==== PROVIDED DATA ====

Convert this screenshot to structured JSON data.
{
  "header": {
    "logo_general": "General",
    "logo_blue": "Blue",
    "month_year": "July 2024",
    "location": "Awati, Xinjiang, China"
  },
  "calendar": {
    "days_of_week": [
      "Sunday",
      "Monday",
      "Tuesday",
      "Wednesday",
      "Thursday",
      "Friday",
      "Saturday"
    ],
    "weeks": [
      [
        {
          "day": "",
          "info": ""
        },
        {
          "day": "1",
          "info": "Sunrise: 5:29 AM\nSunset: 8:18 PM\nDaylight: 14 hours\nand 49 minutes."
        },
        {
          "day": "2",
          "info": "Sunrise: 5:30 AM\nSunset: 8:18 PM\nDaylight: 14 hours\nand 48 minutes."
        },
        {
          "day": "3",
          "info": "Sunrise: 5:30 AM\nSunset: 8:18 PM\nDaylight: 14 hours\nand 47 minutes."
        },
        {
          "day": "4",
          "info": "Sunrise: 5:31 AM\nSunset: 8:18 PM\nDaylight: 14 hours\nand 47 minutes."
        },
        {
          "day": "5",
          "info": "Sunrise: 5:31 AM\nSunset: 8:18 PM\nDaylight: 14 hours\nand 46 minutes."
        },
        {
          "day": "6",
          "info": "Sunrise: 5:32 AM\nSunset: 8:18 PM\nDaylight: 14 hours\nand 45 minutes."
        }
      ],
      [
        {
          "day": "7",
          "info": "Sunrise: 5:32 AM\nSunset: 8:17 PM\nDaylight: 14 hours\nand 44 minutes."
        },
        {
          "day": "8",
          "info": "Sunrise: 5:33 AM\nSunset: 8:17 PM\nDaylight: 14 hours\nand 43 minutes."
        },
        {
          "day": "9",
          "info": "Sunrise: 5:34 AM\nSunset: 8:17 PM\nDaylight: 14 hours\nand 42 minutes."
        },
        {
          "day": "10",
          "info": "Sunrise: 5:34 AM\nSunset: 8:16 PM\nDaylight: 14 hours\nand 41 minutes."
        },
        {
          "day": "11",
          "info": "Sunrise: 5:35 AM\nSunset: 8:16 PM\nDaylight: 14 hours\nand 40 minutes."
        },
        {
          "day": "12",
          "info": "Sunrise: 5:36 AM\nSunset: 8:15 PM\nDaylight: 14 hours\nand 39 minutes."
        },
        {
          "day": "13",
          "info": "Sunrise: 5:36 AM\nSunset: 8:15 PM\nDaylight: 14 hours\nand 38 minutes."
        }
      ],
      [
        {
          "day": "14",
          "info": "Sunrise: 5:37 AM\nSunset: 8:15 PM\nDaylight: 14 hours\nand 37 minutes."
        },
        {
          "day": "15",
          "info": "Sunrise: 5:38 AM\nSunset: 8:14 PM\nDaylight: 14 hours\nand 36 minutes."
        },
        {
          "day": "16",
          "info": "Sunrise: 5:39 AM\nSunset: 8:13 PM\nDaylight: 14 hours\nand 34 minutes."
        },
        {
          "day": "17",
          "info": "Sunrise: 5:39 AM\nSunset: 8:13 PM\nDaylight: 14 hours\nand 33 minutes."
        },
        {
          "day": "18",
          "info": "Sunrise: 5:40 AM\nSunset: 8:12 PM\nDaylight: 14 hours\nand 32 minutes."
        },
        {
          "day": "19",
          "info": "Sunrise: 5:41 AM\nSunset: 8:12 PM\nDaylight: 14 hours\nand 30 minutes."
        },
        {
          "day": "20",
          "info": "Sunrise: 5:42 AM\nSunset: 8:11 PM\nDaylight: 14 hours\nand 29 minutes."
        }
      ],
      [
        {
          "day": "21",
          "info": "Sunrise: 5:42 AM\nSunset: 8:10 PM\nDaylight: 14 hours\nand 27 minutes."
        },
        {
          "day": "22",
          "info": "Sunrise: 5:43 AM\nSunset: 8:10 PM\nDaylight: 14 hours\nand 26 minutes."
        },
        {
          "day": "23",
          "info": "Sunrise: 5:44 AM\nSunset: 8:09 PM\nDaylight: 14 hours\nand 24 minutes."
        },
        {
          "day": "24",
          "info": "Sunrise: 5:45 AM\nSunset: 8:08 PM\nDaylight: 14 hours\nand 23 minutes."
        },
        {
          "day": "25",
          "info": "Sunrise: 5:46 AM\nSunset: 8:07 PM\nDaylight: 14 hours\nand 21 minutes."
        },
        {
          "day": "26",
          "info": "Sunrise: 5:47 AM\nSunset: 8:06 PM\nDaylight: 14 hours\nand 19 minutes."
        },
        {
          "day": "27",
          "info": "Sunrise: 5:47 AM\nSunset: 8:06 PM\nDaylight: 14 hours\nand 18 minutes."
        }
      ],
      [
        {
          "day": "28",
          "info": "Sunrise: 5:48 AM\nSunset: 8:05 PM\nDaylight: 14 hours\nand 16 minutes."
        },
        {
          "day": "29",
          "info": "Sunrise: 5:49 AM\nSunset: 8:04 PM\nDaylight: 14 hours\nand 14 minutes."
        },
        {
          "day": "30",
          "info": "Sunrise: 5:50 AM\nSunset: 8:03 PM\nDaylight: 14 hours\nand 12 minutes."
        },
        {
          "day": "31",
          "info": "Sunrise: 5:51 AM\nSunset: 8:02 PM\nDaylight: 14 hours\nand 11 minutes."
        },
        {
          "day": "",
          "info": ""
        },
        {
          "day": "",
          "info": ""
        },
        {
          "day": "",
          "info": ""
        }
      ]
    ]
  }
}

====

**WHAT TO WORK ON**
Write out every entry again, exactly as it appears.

**WRITTEN SOLUTION**
Convert this screenshot to structured JSON data.
{
  "header": {
    "logo_general": "General",
    "logo_blue": "Blue",
    "month_year": "July 2024",
    "location": "Awati, Xinjiang, China"
  },
  "calendar": {
    "days_of_week": [
      "Sunday",
      "Monday",
      "Tuesday",
      "Wednesday",
      "Thursday",
      "Friday",
      "Saturday"
    ],
    "weeks": [
      [
        {
          "day": "",
          "info": ""
        },
        {
          "day": "1",
          "info": "Sunrise: 5:29 AM\nSunset: 8:18 PM\nDaylight: 14 hours\nand 49 minutes."
        },
        {
          "day": "2",
          "info": "Sunrise: 5:30 AM\nSunset: 8:18 PM\nDaylight: 14 hours\nand 48 minutes."
        },
        {
          "day": "3",
          "info": "Sunrise: 5:30 AM\nSunset: 8:18 PM\nDaylight: 14 hours\nand 47 minutes."
        },
        {
          "day": "4",
          "info": "Sunrise: 5:31 AM\nSunset: 8:18 PM\nDaylight: 14 hours\nand 47 minutes."
        },
        {
          "day": "5",
          "info": "Sunrise: 5:31 AM\nSunset: 8:18 PM\nDaylight: 14 hours\nand 46 minutes."
        },
        {
          "day": "6",
          "info": "Sunrise: 5:32 AM\nSunset: 8:18 PM\nDaylight: 14 hours\nand 45 minutes."
        }
      ],
      [
        {
          "day": "7",
          "info": "Sunrise: 5:32 AM\nSunset: 8:17 PM\nDaylight: 14 hours\nand 44 minutes."
        },
        {
          "day": "8",
          "info": "Sunrise: 5:33 AM\nSunset: 8:17 PM\nDaylight: 14 hours\nand 43 minutes."
        },
        {
          "day": "9",
          "info": "Sunrise: 5:34 AM\nSunset: 8:17 PM\nDaylight: 14 hours\nand 42 minutes."
        },
        {
          "day": "10",
          "info": "Sunrise: 5:34 AM\nSunset: 8:16 PM\nDaylight: 14 hours\nand 41 minutes."
        },
        {
          "day": "11",
          "info": "Sunrise: 5:35 AM\nSunset: 8:16 PM\nDaylight: 14 hours\nand 40 minutes."
        },
        {
          "day": "12",
          "info": "Sunrise: 5:36 AM\nSunset: 8:15 PM\nDaylight: 14 hours\nand 39 minutes."
        },
        {
          "day": "13",
          "info": "Sunrise: 5:36 AM\nSunset: 8:15 PM\nDaylight: 14 hours\nand 38 minutes."
        }
      ],
      [
        {
          "day": "14",
          "info": "Sunrise: 5:37 AM\nSunset: 8:15 PM\nDaylight: 14 hours\nand 37 minutes."
        },
        {
          "day": "15",
          "info": "Sunrise: 5:38 AM\nSunset: 8:14 PM\nDaylight: 14 hours\nand 36 minutes."
        },
        {
          "day": "16",
          "info": "Sunrise: 5:39 AM\nSunset: 8:13 PM\nDaylight: 14 hours\nand 34 minutes."
        },
        {
          "day": "17",
          "info": "Sunrise: 5:39 AM\nSunset: 8:13 PM\nDaylight: 14 hours\nand 33 minutes."
        },
        {
          "day": "18",
          "info": "Sunrise: 5:40 AM\nSunset: 8:12 PM\nDaylight: 14 hours\nand 32 minutes."
        },
        {
          "day": "19",
          "info": "Sunrise: 5:41 AM\nSunset: 8:12 PM\nDaylight: 14 hours\nand 30 minutes."
        },
        {
          "day": "20",
          "info": "Sunrise: 5:42 AM\nSunset: 8:11 PM\nDaylight: 14 hours\nand 29 minutes."
        }
      ],
      [
        {
          "day": "21",
          "info": "Sunrise: 5:42 AM\nSunset: 8:10 PM\nDaylight: 14 hours\nand 27 minutes."
        },
        {
          "day": "22",
          "info": "Sunrise: 5:43 AM\nSunset: 8:10 PM\nDaylight: 14 hours\nand 26 minutes."
        },
        {
          "day": "23",
          "info": "Sunrise: 5:44 AM\nSunset: 8:09 PM\nDaylight: 14 hours\nand 24 minutes."
        },
        {
          "day": "24",
          "info": "Sunrise: 5:45 AM\nSunset: 8:08 PM\nDaylight: 14 hours\nand 23 minutes."
        },
        {
          "day": "25",
          "info": "Sunrise: 5:46 AM\nSunset: 8:07 PM\nDaylight: 14 hours\nand 21 minutes."
        },
        {
          "day": "26",
          "info": "Sunrise: 5:47 AM\nSunset: 8:06 PM\nDaylight: 14 hours\nand 19 minutes."
        },
        {
          "day": "27",
          "info": "Sunrise: 5:47 AM\nSunset: 8:06 PM\nDaylight: 14 hours\nand 18 minutes."
        }
      ],
      [
        {
          "day": "28",
          "info": "Sunrise: 5:48 AM\nSunset: 8:05 PM\nDaylight: 14 hours\nand 16 minutes."
        },
        {
          "day": "29",
          "info": "Sunrise: 5:49 AM\nSunset: 8:04 PM\nDaylight: 14 hours\nand 14 minutes."
        },
        {
          "day": "30",
          "info": "Sunrise: 5:50 AM\nSunset: 8:03 PM\nDaylight: 14 hours\nand 12 minutes."
        },
        {
          "day": "31",
          "info": "Sunrise: 5:51 AM\nSunset: 8:02 PM\nDaylight: 14 hours\nand 11 minutes."
        },
        {
          "day": "",
          "info": ""
        },
        {
          "day": "",
          "info": ""
        },
        {
          "day": "",
          "info": ""
        }
      ]
    ]
  }
}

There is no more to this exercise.